But mostly, I thought of some of the women artists working today. Cindy Sherman's work, much exhibited, also depends on painstaking preparation -- but her photographs are as much about the person she inhabits as herself and she has an exquisite sense of humor. Marlene Dumas made news this year for record breaking auction prices for work which is sexually explicit-- but also very feminine and pleasing. Even Bjork is endlessly ambitious, investigating obscure music to invent new genres, acting in films. But her work has an almost academic, component with a good-girl student veneer despite her proclivity for dressing like a swan.

Though these women artists are sought after, how many have had entire museums devoted to their work? (I'm not talking about historical, career retrospectives, I'm talking about the Barney/Tillmans contemporaries). One reason might be that they're not getting the budgets that the guys are. But another one might be the penchant for introspective self-censorship and housekeeping that many girls and women come by naturally, the scrupulous vetting of ideas and images, the reflection and sorting that mitigates letting it all hang out, the persistent need for approval that we thought we had dispensed with but is still a residual feminine trait in the 21st century.

There's another, non-gender specific reason: like with so much creative output today, the editors have all but disappeared. From film directors who insist on final cut and deliver three and a half hours to writers who turn in four or five hundred page novels with footnotes and bibliographies (that are almost indistinguishable from the six or seven hundred page biographies), to actors who act out even when they're not in front of camera, to reality shows that show us the bathroom, the bedroom and the board room, to starchitects building massive, sculpture-as-buildings that don't take the user into account, people have fallen in love with their "stuff", the process of their stuff, and editors and curators and network and studio executives and boards of trustees, those with mandates to judiciously prune and separate have come a cropper.

Finally, there's the cult of self, of making celebrated what used to be journal musings and sketchbooks and after-school pranks but which is now the stuff of Sotheby's or Jackass.

In the end though, I'm jealous. I want some of what Barney and Tillmans (and my boys and men) have and what Arianna's talking about but doesn't always come in soothing flavors like vanilla: hubris, arrogance, ego, and yes, oversized ambition and talent. The old joke used to be that we could have all turned into Picassos if only our mothers had encouraged all our childhood scribbling and napkin doodling. Maybe the late sixties moms (Barney and Tillmans born within a year of each other), less driven by the current competitive, over-the-top pressure told them they were wonderful whether they brought home A's or not. I bet their mothers saved their stuff without worrying about the scotch tape or whether it would get their kids into the Ivy League (though Barney did go to Yale). Maybe my boys will be left behind because I gave them time outs when they repeatedly landed up in the principal's office, when they got three concussions and I made them quit the football team, or when I tried to get them to start their college essays over summer vacation. Or maybe, as the recent studies have it, it will be because I didn't breast feed nearly long enough.

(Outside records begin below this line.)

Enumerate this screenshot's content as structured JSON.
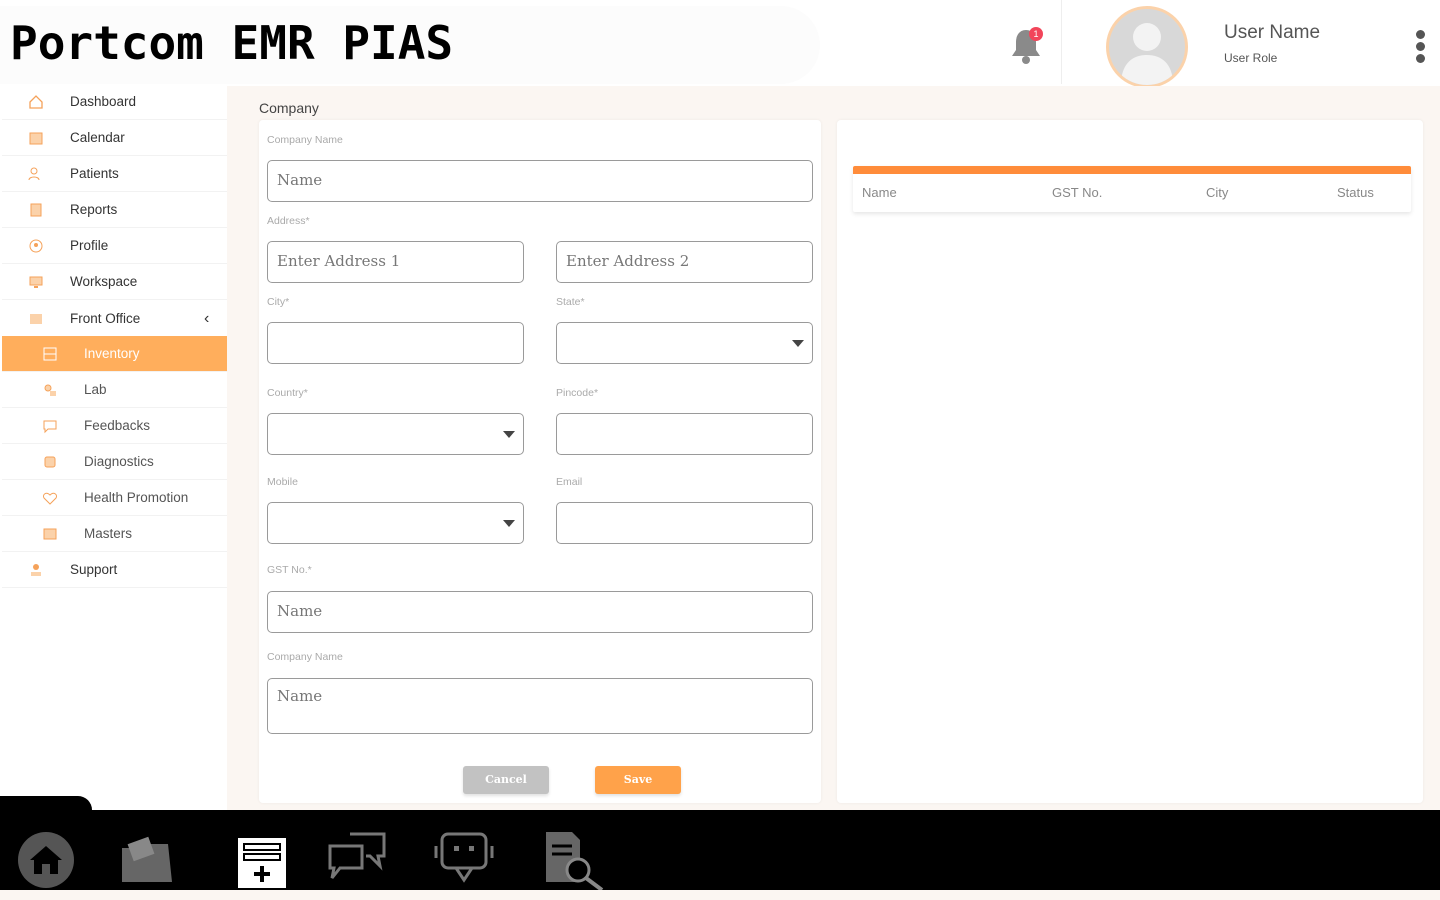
{
  "app": {
    "title": "Portcom EMR PIAS"
  },
  "header": {
    "notification_count": "1",
    "user_name": "User Name",
    "user_role": "User Role"
  },
  "colors": {
    "accent": "#ffae5c",
    "accent_dark": "#ff8c3a",
    "badge": "#f2455a"
  },
  "sidebar": {
    "items": [
      {
        "label": "Dashboard",
        "icon": "home-icon"
      },
      {
        "label": "Calendar",
        "icon": "calendar-icon"
      },
      {
        "label": "Patients",
        "icon": "patients-icon"
      },
      {
        "label": "Reports",
        "icon": "reports-icon"
      },
      {
        "label": "Profile",
        "icon": "profile-icon"
      },
      {
        "label": "Workspace",
        "icon": "monitor-icon"
      },
      {
        "label": "Front Office",
        "icon": "front-office-icon",
        "expanded": true
      },
      {
        "label": "Inventory",
        "icon": "inventory-icon",
        "active": true
      },
      {
        "label": "Lab",
        "icon": "lab-icon"
      },
      {
        "label": "Feedbacks",
        "icon": "feedback-icon"
      },
      {
        "label": "Diagnostics",
        "icon": "diagnostics-icon"
      },
      {
        "label": "Health Promotion",
        "icon": "health-icon"
      },
      {
        "label": "Masters",
        "icon": "masters-icon"
      },
      {
        "label": "Support",
        "icon": "support-icon"
      }
    ]
  },
  "form": {
    "section_title": "Company",
    "company_name_label": "Company Name",
    "company_name_placeholder": "Name",
    "address_label": "Address*",
    "address1_placeholder": "Enter Address 1",
    "address2_placeholder": "Enter Address 2",
    "city_label": "City*",
    "state_label": "State*",
    "country_label": "Country*",
    "pincode_label": "Pincode*",
    "mobile_label": "Mobile",
    "email_label": "Email",
    "gst_label": "GST No.*",
    "gst_placeholder": "Name",
    "company_name2_label": "Company Name",
    "company_name2_placeholder": "Name",
    "cancel_label": "Cancel",
    "save_label": "Save"
  },
  "table": {
    "columns": [
      "Name",
      "GST No.",
      "City",
      "Status"
    ]
  },
  "dock": {
    "items": [
      "home-icon",
      "folder-icon",
      "medical-record-icon",
      "chat-icon",
      "bot-icon",
      "document-search-icon"
    ]
  }
}
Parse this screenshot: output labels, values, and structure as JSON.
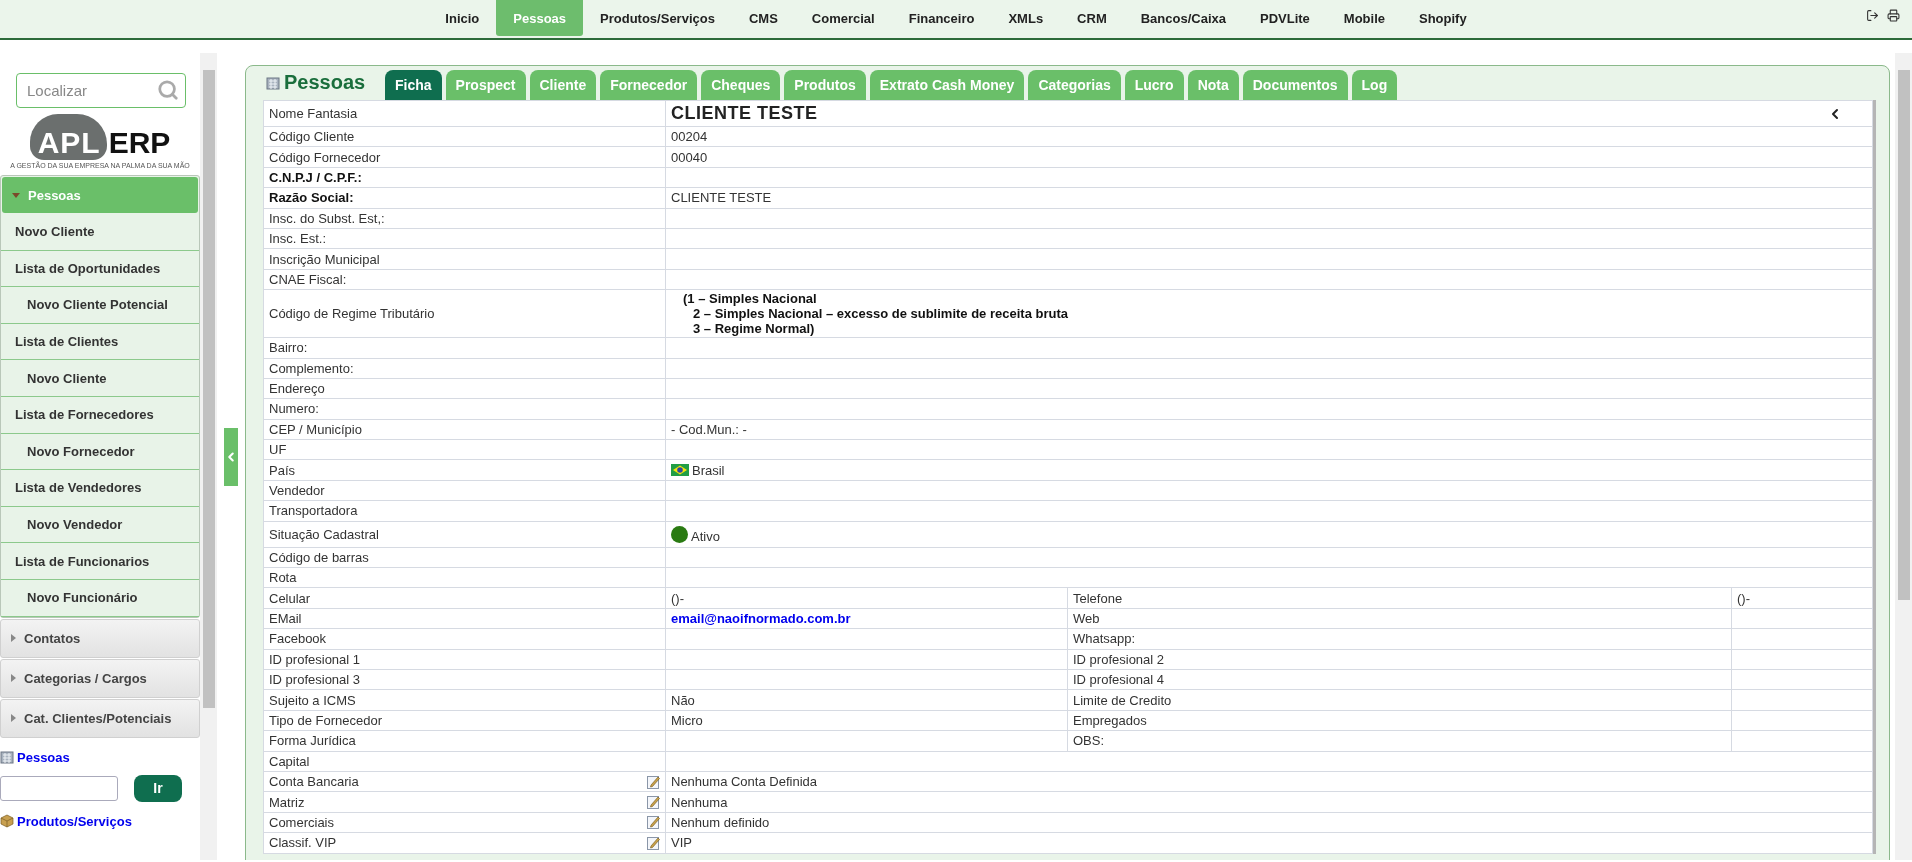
{
  "top_nav": {
    "items": [
      {
        "label": "Inicio",
        "selected": false
      },
      {
        "label": "Pessoas",
        "selected": true
      },
      {
        "label": "Produtos/Serviços",
        "selected": false
      },
      {
        "label": "CMS",
        "selected": false
      },
      {
        "label": "Comercial",
        "selected": false
      },
      {
        "label": "Financeiro",
        "selected": false
      },
      {
        "label": "XMLs",
        "selected": false
      },
      {
        "label": "CRM",
        "selected": false
      },
      {
        "label": "Bancos/Caixa",
        "selected": false
      },
      {
        "label": "PDVLite",
        "selected": false
      },
      {
        "label": "Mobile",
        "selected": false
      },
      {
        "label": "Shopify",
        "selected": false
      }
    ]
  },
  "sidebar": {
    "search": {
      "placeholder": "Localizar"
    },
    "logo": {
      "part_1": "APL",
      "part_2": "ERP",
      "tagline": "A GESTÃO DA SUA EMPRESA NA PALMA DA SUA MÃO"
    },
    "sections": [
      {
        "label": "Pessoas",
        "expanded": true,
        "items": [
          {
            "label": "Novo Cliente"
          },
          {
            "label": "Lista de Oportunidades",
            "children": [
              {
                "label": "Novo Cliente Potencial"
              }
            ]
          },
          {
            "label": "Lista de Clientes",
            "children": [
              {
                "label": "Novo Cliente"
              }
            ]
          },
          {
            "label": "Lista de Fornecedores",
            "children": [
              {
                "label": "Novo Fornecedor"
              }
            ]
          },
          {
            "label": "Lista de Vendedores",
            "children": [
              {
                "label": "Novo Vendedor"
              }
            ]
          },
          {
            "label": "Lista de Funcionarios",
            "children": [
              {
                "label": "Novo Funcionário"
              }
            ]
          }
        ]
      },
      {
        "label": "Contatos",
        "expanded": false
      },
      {
        "label": "Categorias / Cargos",
        "expanded": false
      },
      {
        "label": "Cat. Clientes/Potenciais",
        "expanded": false
      }
    ],
    "quick_links": [
      {
        "kind": "people",
        "label": "Pessoas",
        "button": "Ir"
      },
      {
        "kind": "products",
        "label": "Produtos/Serviços"
      }
    ]
  },
  "panel": {
    "title": "Pessoas",
    "tabs": [
      {
        "label": "Ficha",
        "selected": true
      },
      {
        "label": "Prospect",
        "selected": false
      },
      {
        "label": "Cliente",
        "selected": false
      },
      {
        "label": "Fornecedor",
        "selected": false
      },
      {
        "label": "Cheques",
        "selected": false
      },
      {
        "label": "Produtos",
        "selected": false
      },
      {
        "label": "Extrato Cash Money",
        "selected": false
      },
      {
        "label": "Categorias",
        "selected": false
      },
      {
        "label": "Lucro",
        "selected": false
      },
      {
        "label": "Nota",
        "selected": false
      },
      {
        "label": "Documentos",
        "selected": false
      },
      {
        "label": "Log",
        "selected": false
      }
    ],
    "rows": [
      {
        "kind": "title",
        "label": "Nome Fantasia",
        "value": "CLIENTE TESTE"
      },
      {
        "kind": "field",
        "label": "Código Cliente",
        "value": "00204"
      },
      {
        "kind": "field",
        "label": "Código Fornecedor",
        "value": "00040"
      },
      {
        "kind": "required",
        "label": "C.N.P.J / C.P.F.:"
      },
      {
        "kind": "required",
        "label": "Razão Social:",
        "value": "CLIENTE TESTE"
      },
      {
        "kind": "field",
        "label": "Insc. do Subst. Est,:"
      },
      {
        "kind": "field",
        "label": "Insc. Est.:"
      },
      {
        "kind": "field",
        "label": "Inscrição Municipal"
      },
      {
        "kind": "field",
        "label": "CNAE Fiscal:"
      },
      {
        "kind": "regime",
        "label": "Código de Regime Tributário",
        "lines": [
          "(1 – Simples Nacional",
          "2 – Simples Nacional – excesso de sublimite de receita bruta",
          "3 – Regime Normal)"
        ]
      },
      {
        "kind": "field",
        "label": "Bairro:"
      },
      {
        "kind": "field",
        "label": "Complemento:"
      },
      {
        "kind": "field",
        "label": "Endereço"
      },
      {
        "kind": "field",
        "label": "Numero:"
      },
      {
        "kind": "field",
        "label": "CEP / Município",
        "value": "- Cod.Mun.: -"
      },
      {
        "kind": "field",
        "label": "UF"
      },
      {
        "kind": "flag",
        "label": "País",
        "value": "Brasil"
      },
      {
        "kind": "field",
        "label": "Vendedor"
      },
      {
        "kind": "field",
        "label": "Transportadora"
      },
      {
        "kind": "status",
        "label": "Situação Cadastral",
        "value": "Ativo",
        "color": "#2a7a12"
      },
      {
        "kind": "field",
        "label": "Código de barras"
      },
      {
        "kind": "field",
        "label": "Rota"
      },
      {
        "kind": "pair",
        "label": "Celular",
        "value": "()-",
        "label_2": "Telefone",
        "value_2": "()-"
      },
      {
        "kind": "email_pair",
        "label": "EMail",
        "value": "email@naoifnormado.com.br",
        "label_2": "Web"
      },
      {
        "kind": "pair",
        "label": "Facebook",
        "label_2": "Whatsapp:"
      },
      {
        "kind": "pair",
        "label": "ID profesional 1",
        "label_2": "ID profesional 2"
      },
      {
        "kind": "pair",
        "label": "ID profesional 3",
        "label_2": "ID profesional 4"
      },
      {
        "kind": "pair",
        "label": "Sujeito a ICMS",
        "value": "Não",
        "label_2": "Limite de Credito"
      },
      {
        "kind": "pair",
        "label": "Tipo de Fornecedor",
        "value": "Micro",
        "label_2": "Empregados"
      },
      {
        "kind": "pair",
        "label": "Forma Jurídica",
        "label_2": "OBS:"
      },
      {
        "kind": "field",
        "label": "Capital"
      },
      {
        "kind": "edit",
        "label": "Conta Bancaria",
        "value": "Nenhuma Conta Definida"
      },
      {
        "kind": "edit",
        "label": "Matriz",
        "value": "Nenhuma"
      },
      {
        "kind": "edit",
        "label": "Comerciais",
        "value": "Nenhum definido"
      },
      {
        "kind": "edit",
        "label": "Classif. VIP",
        "value": "VIP"
      }
    ]
  }
}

Meanwhile, though, perhaps it's not too late. I'm going back to the closets where I have saved an unconscionable amount of their stuff: art projects and homework but also football, baseball, soccer, lacrosse and basketball uniforms. Who knows? Maybe the emperor does have new clothes and they are all from Nike.

Stay tuned to this space for more on Boys ( and their corollary beings, Men) in the weeks and months ahead.